Across all the records, filter for lines with the word "title" and copy them.

**** EXERCISE DATA

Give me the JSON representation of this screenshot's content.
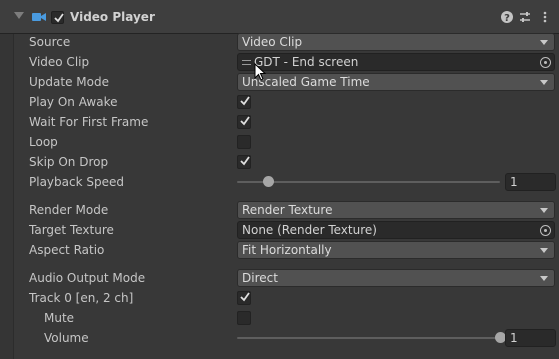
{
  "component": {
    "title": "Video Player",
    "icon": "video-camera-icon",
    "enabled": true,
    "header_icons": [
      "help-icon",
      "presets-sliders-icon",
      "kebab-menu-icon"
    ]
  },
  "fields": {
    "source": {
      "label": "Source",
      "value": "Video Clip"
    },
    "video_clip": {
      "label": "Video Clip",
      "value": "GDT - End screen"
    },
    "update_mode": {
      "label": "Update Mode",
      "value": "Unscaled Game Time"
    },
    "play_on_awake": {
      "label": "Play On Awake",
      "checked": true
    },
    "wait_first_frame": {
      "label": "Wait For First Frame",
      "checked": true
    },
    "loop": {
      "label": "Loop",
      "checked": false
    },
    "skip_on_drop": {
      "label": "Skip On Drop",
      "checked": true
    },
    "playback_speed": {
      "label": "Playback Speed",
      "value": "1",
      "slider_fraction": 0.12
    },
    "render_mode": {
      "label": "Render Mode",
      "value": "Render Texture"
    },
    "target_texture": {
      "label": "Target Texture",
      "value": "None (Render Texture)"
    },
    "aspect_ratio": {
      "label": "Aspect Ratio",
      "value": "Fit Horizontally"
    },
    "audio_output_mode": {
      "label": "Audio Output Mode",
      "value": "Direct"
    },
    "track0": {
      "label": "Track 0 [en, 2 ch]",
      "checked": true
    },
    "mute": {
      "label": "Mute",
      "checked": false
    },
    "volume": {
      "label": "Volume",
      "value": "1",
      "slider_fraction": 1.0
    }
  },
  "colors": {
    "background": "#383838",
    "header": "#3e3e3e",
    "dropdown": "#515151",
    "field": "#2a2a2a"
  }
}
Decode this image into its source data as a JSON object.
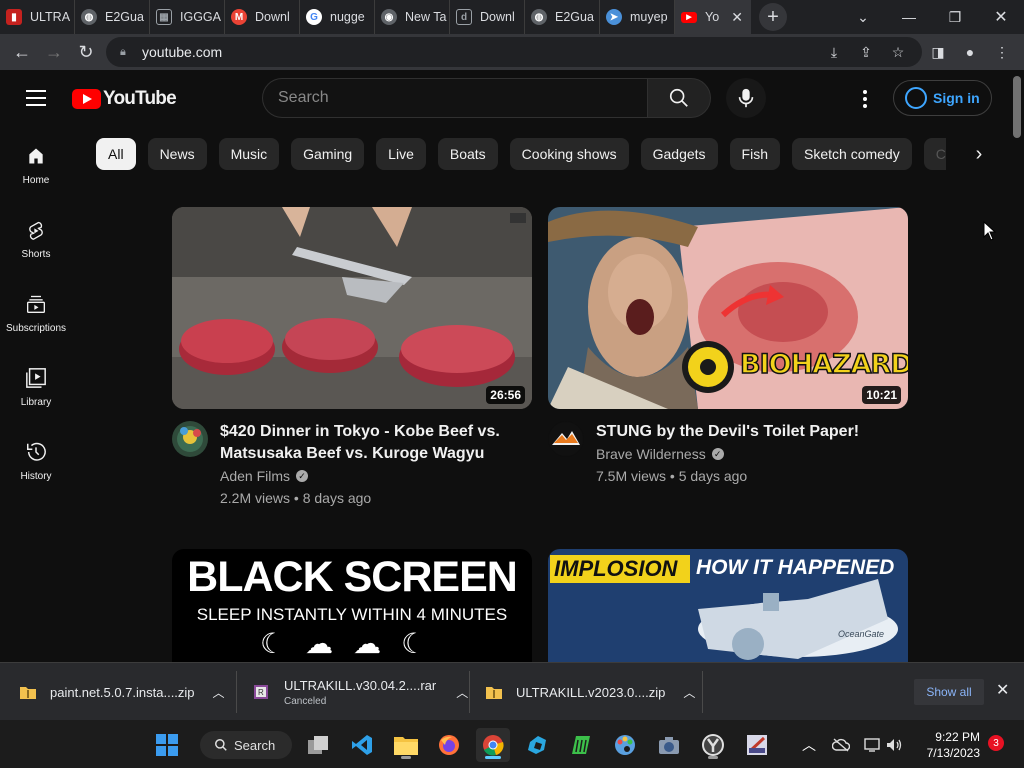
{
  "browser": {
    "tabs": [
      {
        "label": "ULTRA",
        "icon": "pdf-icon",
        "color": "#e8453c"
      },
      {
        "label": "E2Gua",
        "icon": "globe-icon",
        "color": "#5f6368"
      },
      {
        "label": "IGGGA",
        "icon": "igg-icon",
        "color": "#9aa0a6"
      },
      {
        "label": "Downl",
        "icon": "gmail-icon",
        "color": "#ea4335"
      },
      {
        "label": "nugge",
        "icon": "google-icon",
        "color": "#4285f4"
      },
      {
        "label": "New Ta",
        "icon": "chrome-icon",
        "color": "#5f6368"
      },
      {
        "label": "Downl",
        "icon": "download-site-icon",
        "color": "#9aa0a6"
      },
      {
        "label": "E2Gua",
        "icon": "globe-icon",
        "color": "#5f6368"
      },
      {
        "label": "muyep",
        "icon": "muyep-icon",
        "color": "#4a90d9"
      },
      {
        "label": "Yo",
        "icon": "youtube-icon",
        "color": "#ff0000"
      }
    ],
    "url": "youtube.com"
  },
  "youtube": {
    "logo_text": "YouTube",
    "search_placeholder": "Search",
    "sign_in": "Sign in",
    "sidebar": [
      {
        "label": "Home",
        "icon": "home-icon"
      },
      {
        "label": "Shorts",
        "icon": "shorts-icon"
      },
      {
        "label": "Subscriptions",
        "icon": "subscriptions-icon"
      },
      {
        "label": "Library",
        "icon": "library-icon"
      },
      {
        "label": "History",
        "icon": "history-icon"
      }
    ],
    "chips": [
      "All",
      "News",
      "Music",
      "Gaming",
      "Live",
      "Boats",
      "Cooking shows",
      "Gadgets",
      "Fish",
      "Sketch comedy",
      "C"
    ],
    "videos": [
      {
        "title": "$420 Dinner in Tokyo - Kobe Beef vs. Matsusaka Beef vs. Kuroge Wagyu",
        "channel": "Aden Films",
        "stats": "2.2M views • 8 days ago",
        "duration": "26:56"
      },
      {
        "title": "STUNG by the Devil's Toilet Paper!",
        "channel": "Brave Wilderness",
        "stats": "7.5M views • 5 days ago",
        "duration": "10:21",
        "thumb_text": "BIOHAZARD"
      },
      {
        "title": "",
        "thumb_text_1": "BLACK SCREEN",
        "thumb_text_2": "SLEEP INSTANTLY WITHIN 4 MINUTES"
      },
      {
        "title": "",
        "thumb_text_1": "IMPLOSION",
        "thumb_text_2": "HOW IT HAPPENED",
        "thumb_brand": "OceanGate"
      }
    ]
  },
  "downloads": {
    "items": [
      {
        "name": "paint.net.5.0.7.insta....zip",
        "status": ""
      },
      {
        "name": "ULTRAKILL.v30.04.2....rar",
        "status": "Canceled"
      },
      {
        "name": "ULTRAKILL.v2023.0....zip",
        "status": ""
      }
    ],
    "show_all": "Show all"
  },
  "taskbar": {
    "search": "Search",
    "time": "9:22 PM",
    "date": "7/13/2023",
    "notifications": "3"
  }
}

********

EXERCISE SOLUTION:
    "title": "Video Player",
        "title": "$420 Dinner in Tokyo - Kobe Beef vs. Matsusaka Beef vs. Kuroge Wagyu",
        "title": "STUNG by the Devil's Toilet Paper!",
        "title": "",
        "title": "",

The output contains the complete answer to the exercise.